▶ **DATA TO EXAMINE**:
■ ■ ■
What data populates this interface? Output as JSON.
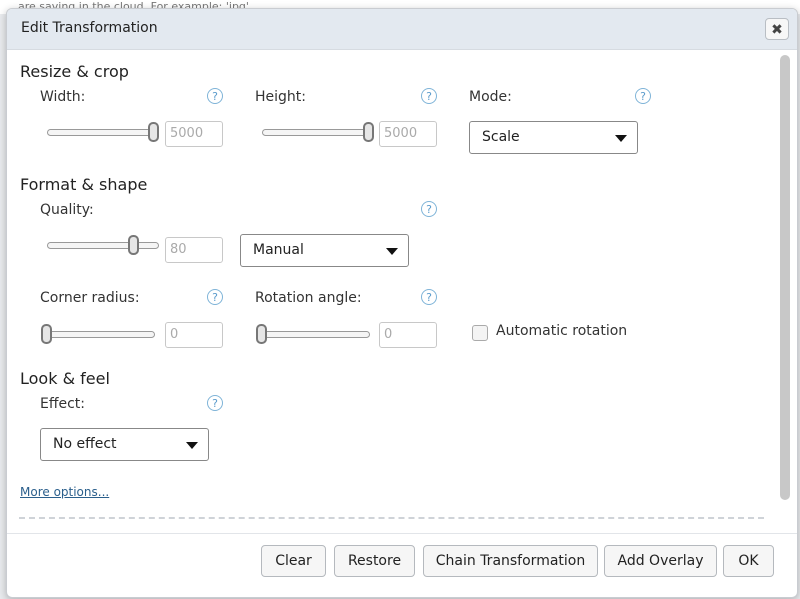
{
  "background": {
    "partial_text": "are saving in the cloud. For example: 'jpg'"
  },
  "dialog": {
    "title": "Edit Transformation",
    "close_label": "✖",
    "help_label": "?"
  },
  "resize": {
    "section_title": "Resize & crop",
    "width": {
      "label": "Width:",
      "placeholder": "5000",
      "slider_fraction": 1.0
    },
    "height": {
      "label": "Height:",
      "placeholder": "5000",
      "slider_fraction": 1.0
    },
    "mode": {
      "label": "Mode:",
      "value": "Scale"
    }
  },
  "format": {
    "section_title": "Format & shape",
    "quality": {
      "label": "Quality:",
      "placeholder": "80",
      "slider_fraction": 0.8,
      "mode_value": "Manual"
    },
    "corner_radius": {
      "label": "Corner radius:",
      "placeholder": "0",
      "slider_fraction": 0.0
    },
    "rotation_angle": {
      "label": "Rotation angle:",
      "placeholder": "0",
      "slider_fraction": 0.0
    },
    "automatic_rotation": {
      "label": "Automatic rotation",
      "checked": false
    }
  },
  "look": {
    "section_title": "Look & feel",
    "effect": {
      "label": "Effect:",
      "value": "No effect"
    }
  },
  "more_options_label": "More options...",
  "footer": {
    "clear": "Clear",
    "restore": "Restore",
    "chain": "Chain Transformation",
    "add_overlay": "Add Overlay",
    "ok": "OK"
  }
}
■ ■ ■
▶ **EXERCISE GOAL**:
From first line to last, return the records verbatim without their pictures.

▶ **WORKED SOLUTION**:
What data populates this interface? Output as JSON.
{
  "background": {
    "partial_text": "are saving in the cloud. For example: 'jpg'"
  },
  "dialog": {
    "title": "Edit Transformation",
    "close_label": "✖",
    "help_label": "?"
  },
  "resize": {
    "section_title": "Resize & crop",
    "width": {
      "label": "Width:",
      "placeholder": "5000",
      "slider_fraction": 1.0
    },
    "height": {
      "label": "Height:",
      "placeholder": "5000",
      "slider_fraction": 1.0
    },
    "mode": {
      "label": "Mode:",
      "value": "Scale"
    }
  },
  "format": {
    "section_title": "Format & shape",
    "quality": {
      "label": "Quality:",
      "placeholder": "80",
      "slider_fraction": 0.8,
      "mode_value": "Manual"
    },
    "corner_radius": {
      "label": "Corner radius:",
      "placeholder": "0",
      "slider_fraction": 0.0
    },
    "rotation_angle": {
      "label": "Rotation angle:",
      "placeholder": "0",
      "slider_fraction": 0.0
    },
    "automatic_rotation": {
      "label": "Automatic rotation",
      "checked": false
    }
  },
  "look": {
    "section_title": "Look & feel",
    "effect": {
      "label": "Effect:",
      "value": "No effect"
    }
  },
  "more_options_label": "More options...",
  "footer": {
    "clear": "Clear",
    "restore": "Restore",
    "chain": "Chain Transformation",
    "add_overlay": "Add Overlay",
    "ok": "OK"
  }
}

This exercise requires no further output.